LAND OF MINE – The Story behind the Project
This post is about my fourth experimental macro short LAND OF MINE. Another personal project which took it’s own way during the last 6 month and came out differently than expected. I deeply hope it will be an inspiring piece of film for anyone interested in organic visuals and macro cinematography.
In December 2016, I got a request from an advertising agency for a commercial shoot. The AD worked on a concept for an image clip about the European Coating Show, a leading fair for any kind of paint, pigments and varnish. But rather than going the SFX way, he was interested in organic visuals and practical effects to tell the story and asked me to exclusively focus on acrylic paint. For that purpose, I did a series of experiments with a variety of colors, oils, milk and dish soap. The client was especially intrigued by highly pigmented metallic paints because their glitter and glow effects perfectly promoted their contextual message of movement and impact. Even though the idea of working with these material isn’t new at all, it took quite a while to work out all the details. But after some time, I found a stable method with good and repeatable results.
Some stills form the video shoot, copyright R. De Giuli, 2017.
In January, we shot a plethora of footage, covering all stages of the storyboard, beginning with subtle monochromatic scenes to introduce the color scheme, building a middle part where elements unite and ending with a grand finale using almost any shade of color we had on set. It turned out pretty nicely. And I hope the results speaks for themselves.
This is the final image clip:
And this is a short behind the scenes video:
One the one hand, I was very inspired by this job and immediately started to think about another project in the same fashion. On the other hand, I shot so many plates of colorful pearls swimming and drifting in oil that I just had enough. Again, there are plenty of stunning experimental films out there which totally focus on this specific visual style. For example the fantastic Odyssey and Pacific Light from artist Ruslan Khasanov. And finally, Thomas Blanchard totally killed it with his mind blowing Kingdom of Colors, another outstanding work.
In short: when a story is told, don’t tell it again (at least for some time).
But I had a lot of leftovers from this production and just couldn’t resist. I started playing around with acrylic paint again, trying to find a new approach. After a while I got rid of any kind of additional fluids like oil and milk and totally reduced the workflow to the color itself, it’s consistency and flow. Furthermore, I decided to work directly on drawing paper instead of petri dishes. And finally, I tweaked my lightening setup to visually emphasize the surface of the color layers and it’s individual textures.

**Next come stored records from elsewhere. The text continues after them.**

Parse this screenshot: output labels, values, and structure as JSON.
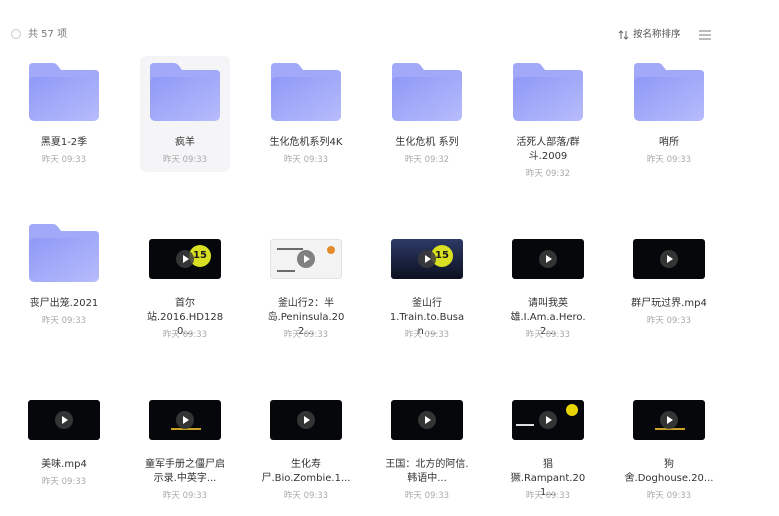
{
  "toolbar": {
    "count_label": "共 57 项",
    "sort_label": "按名称排序"
  },
  "items": [
    {
      "type": "folder",
      "name_lines": [
        "黑夏1-2季"
      ],
      "time": "昨天 09:33"
    },
    {
      "type": "folder",
      "name_lines": [
        "疯羊"
      ],
      "time": "昨天 09:33",
      "hovered": true
    },
    {
      "type": "folder",
      "name_lines": [
        "生化危机系列4K"
      ],
      "time": "昨天 09:33"
    },
    {
      "type": "folder",
      "name_lines": [
        "生化危机 系列"
      ],
      "time": "昨天 09:32"
    },
    {
      "type": "folder",
      "name_lines": [
        "活死人部落/群",
        "斗.2009"
      ],
      "time": "昨天 09:32"
    },
    {
      "type": "folder",
      "name_lines": [
        "哨所"
      ],
      "time": "昨天 09:33"
    },
    {
      "type": "folder",
      "name_lines": [
        "丧尸出笼.2021"
      ],
      "time": "昨天 09:33"
    },
    {
      "type": "video",
      "style": "num",
      "name_lines": [
        "首尔",
        "站.2016.HD1280..."
      ],
      "time": "昨天 09:33"
    },
    {
      "type": "video",
      "style": "light",
      "name_lines": [
        "釜山行2：半",
        "岛.Peninsula.202..."
      ],
      "time": "昨天 09:33"
    },
    {
      "type": "video",
      "style": "blue",
      "name_lines": [
        "釜山行",
        "1.Train.to.Busan...."
      ],
      "time": "昨天 09:33"
    },
    {
      "type": "video",
      "style": "dark",
      "name_lines": [
        "请叫我英",
        "雄.I.Am.a.Hero.2..."
      ],
      "time": "昨天 09:33"
    },
    {
      "type": "video",
      "style": "dark",
      "name_lines": [
        "群尸玩过界.mp4"
      ],
      "time": "昨天 09:33"
    },
    {
      "type": "video",
      "style": "dark",
      "name_lines": [
        "美味.mp4"
      ],
      "time": "昨天 09:33"
    },
    {
      "type": "video",
      "style": "text",
      "name_lines": [
        "童军手册之僵尸启",
        "示录.中英字..."
      ],
      "time": "昨天 09:33"
    },
    {
      "type": "video",
      "style": "dark",
      "name_lines": [
        "生化寿",
        "尸.Bio.Zombie.1..."
      ],
      "time": "昨天 09:33"
    },
    {
      "type": "video",
      "style": "dark",
      "name_lines": [
        "王国：北方的阿信.",
        "韩语中..."
      ],
      "time": "昨天 09:33"
    },
    {
      "type": "video",
      "style": "yellow",
      "name_lines": [
        "猖",
        "獗.Rampant.201..."
      ],
      "time": "昨天 09:33"
    },
    {
      "type": "video",
      "style": "text",
      "name_lines": [
        "狗",
        "舍.Doghouse.20..."
      ],
      "time": "昨天 09:33"
    }
  ]
}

Using additional torch lights to my existing setup was the most important improvement as I was able to pinpoint very tiny areas in my compositions. This helped a lot guiding the view across a scene.

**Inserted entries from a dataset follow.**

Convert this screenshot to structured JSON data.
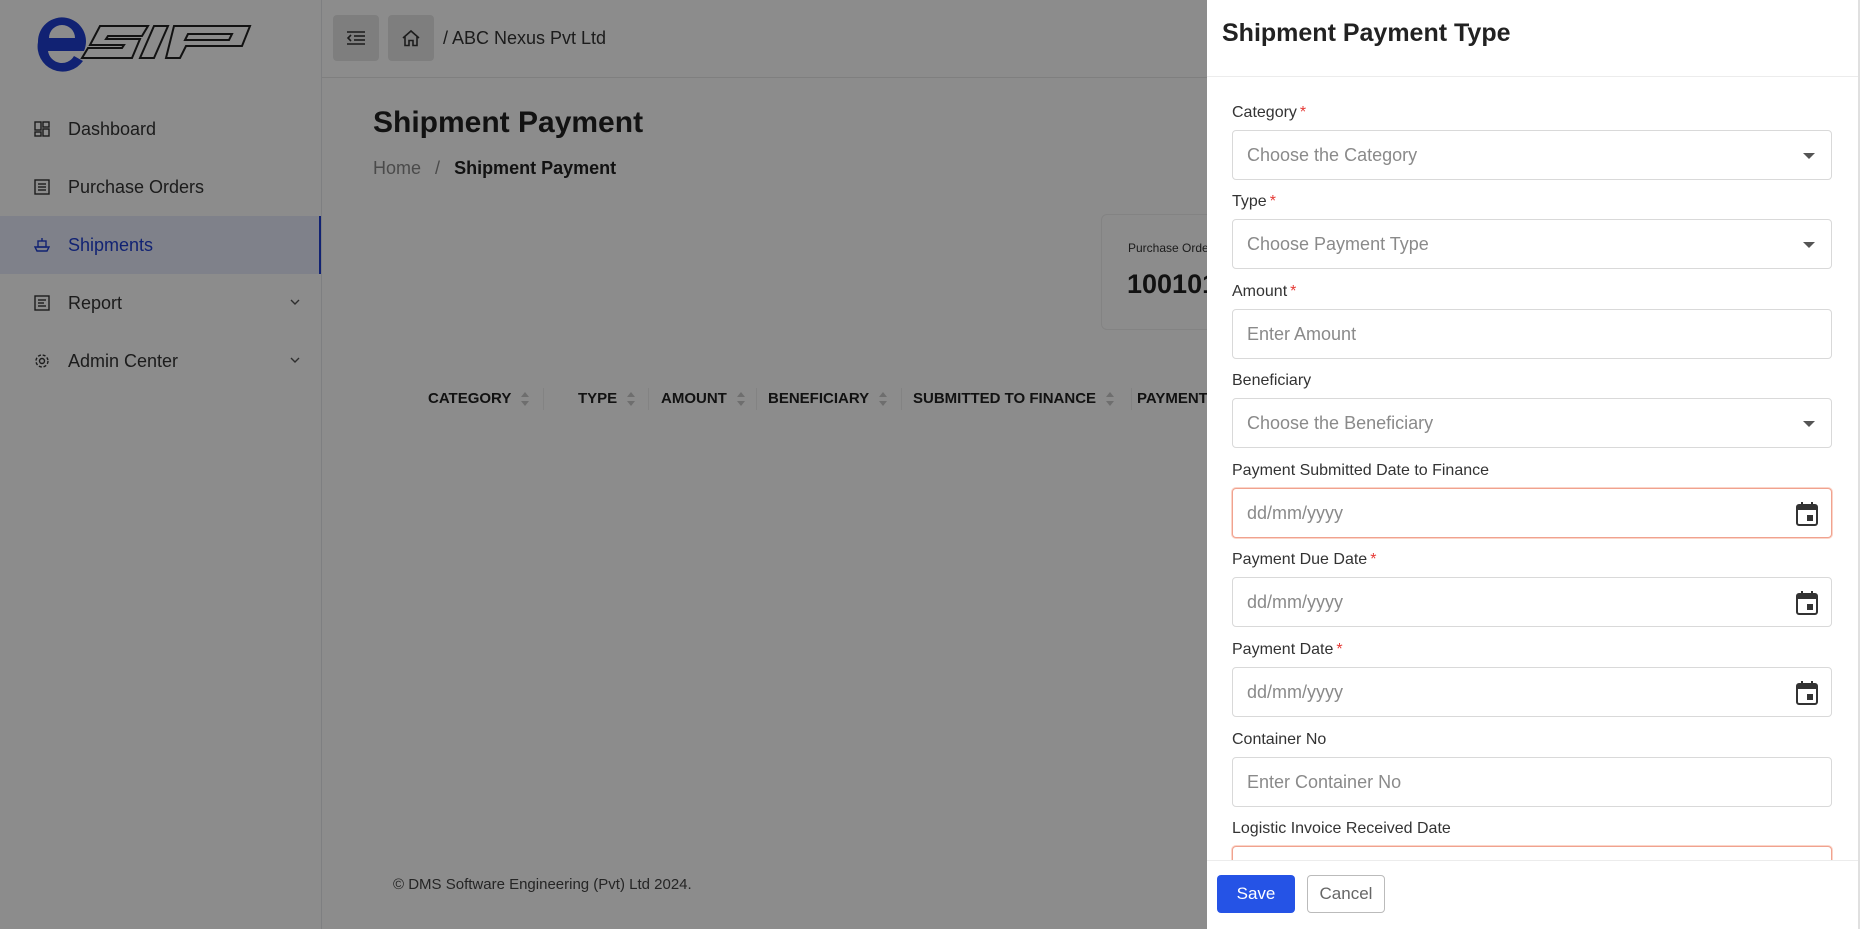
{
  "logo": {
    "text": "esip"
  },
  "sidebar": {
    "items": [
      {
        "label": "Dashboard",
        "icon": "dashboard-icon",
        "active": false
      },
      {
        "label": "Purchase Orders",
        "icon": "list-icon",
        "active": false
      },
      {
        "label": "Shipments",
        "icon": "ship-icon",
        "active": true
      },
      {
        "label": "Report",
        "icon": "report-icon",
        "active": false,
        "expandable": true
      },
      {
        "label": "Admin Center",
        "icon": "gear-icon",
        "active": false,
        "expandable": true
      }
    ]
  },
  "header": {
    "company": "/ ABC Nexus Pvt Ltd"
  },
  "main": {
    "title": "Shipment Payment",
    "breadcrumb": {
      "home": "Home",
      "separator": "/",
      "current": "Shipment Payment"
    },
    "po_card": {
      "label": "Purchase Orde",
      "value": "100101"
    },
    "table": {
      "columns": [
        "CATEGORY",
        "TYPE",
        "AMOUNT",
        "BENEFICIARY",
        "SUBMITTED TO FINANCE",
        "PAYMENT"
      ]
    },
    "footer": "© DMS Software Engineering (Pvt) Ltd 2024."
  },
  "drawer": {
    "title": "Shipment Payment Type",
    "fields": [
      {
        "label": "Category",
        "required": true,
        "kind": "select",
        "placeholder": "Choose the Category"
      },
      {
        "label": "Type",
        "required": true,
        "kind": "select",
        "placeholder": "Choose Payment Type"
      },
      {
        "label": "Amount",
        "required": true,
        "kind": "text",
        "placeholder": "Enter Amount"
      },
      {
        "label": "Beneficiary",
        "required": false,
        "kind": "select",
        "placeholder": "Choose the Beneficiary"
      },
      {
        "label": "Payment Submitted Date to Finance",
        "required": false,
        "kind": "date",
        "placeholder": "dd/mm/yyyy",
        "error": true
      },
      {
        "label": "Payment Due Date",
        "required": true,
        "kind": "date",
        "placeholder": "dd/mm/yyyy"
      },
      {
        "label": "Payment Date",
        "required": true,
        "kind": "date",
        "placeholder": "dd/mm/yyyy"
      },
      {
        "label": "Container No",
        "required": false,
        "kind": "text",
        "placeholder": "Enter Container No"
      },
      {
        "label": "Logistic Invoice Received Date",
        "required": false,
        "kind": "date",
        "placeholder": "",
        "error": true
      }
    ],
    "save_label": "Save",
    "cancel_label": "Cancel",
    "required_mark": "*"
  },
  "colors": {
    "accent": "#1f3fd1",
    "primary_button": "#2553e6",
    "required": "#e53935",
    "overlay": "rgba(0,0,0,0.45)"
  }
}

Usually, I create depth in a scene by stacking glass planes one above another to create a foreground and a background. In this case, my surface was totally flat. That’s why I had to find other ways to create dimension. But this got solved easily because the paper bended over time as it got moist. I pushed this process by spraying water on it right from the beginning which made my surface flexible and soggy. Using a few sheets of extra cardboard below, gave me the stability to move and warp the scenes pretty much like I wanted. I was able to work up to 30 minutes with one single drawing paper until it was damaged and got littered. From time to time I preserved a piece to let it dry and see if it would keep it’s beauty. But it didn’t.
I kept a few pieces of paper…
The visual results reminded me on a volume of photographs from Bernhard Edmaier, a German photographer specialized on aerial photography. I studied his book “Atelier Erde” quite intensively and was absolutely fascinated by his work. His perfect compositions often appear like an abstract piece of art but without loosing its documentary character of a photo which was shot from a helicopter down to earth. He really kind of blends two visual realities within one image which leads the viewer to an alternating ambiguity…sometimes it’s an image, sometimes it’s a drawing. Exactly my cup of tea. Edmaier has a large portfolio and you shouldn’t miss this true master of photography.
Over time, I improved my shooting process to achieve the narrative of a flyover and started to establish sceneries with the same idea as in my short SINGULARITY. I tried to reenact planet earth and it’s landscapes while keeping this special organic and realistic touch I like that much. The macro scale was unnerving as usual, but it simply gave me a ton of narrative templates I was able to collect and develop further. Finally, I had a complete concept and started to shoot specific scenes for my purpose.
Find out more on my next post: “Land of mine – Landscapes on Paper”.
Freeze frames from LAND OF MINE, copyright R. De Giuli, 2017.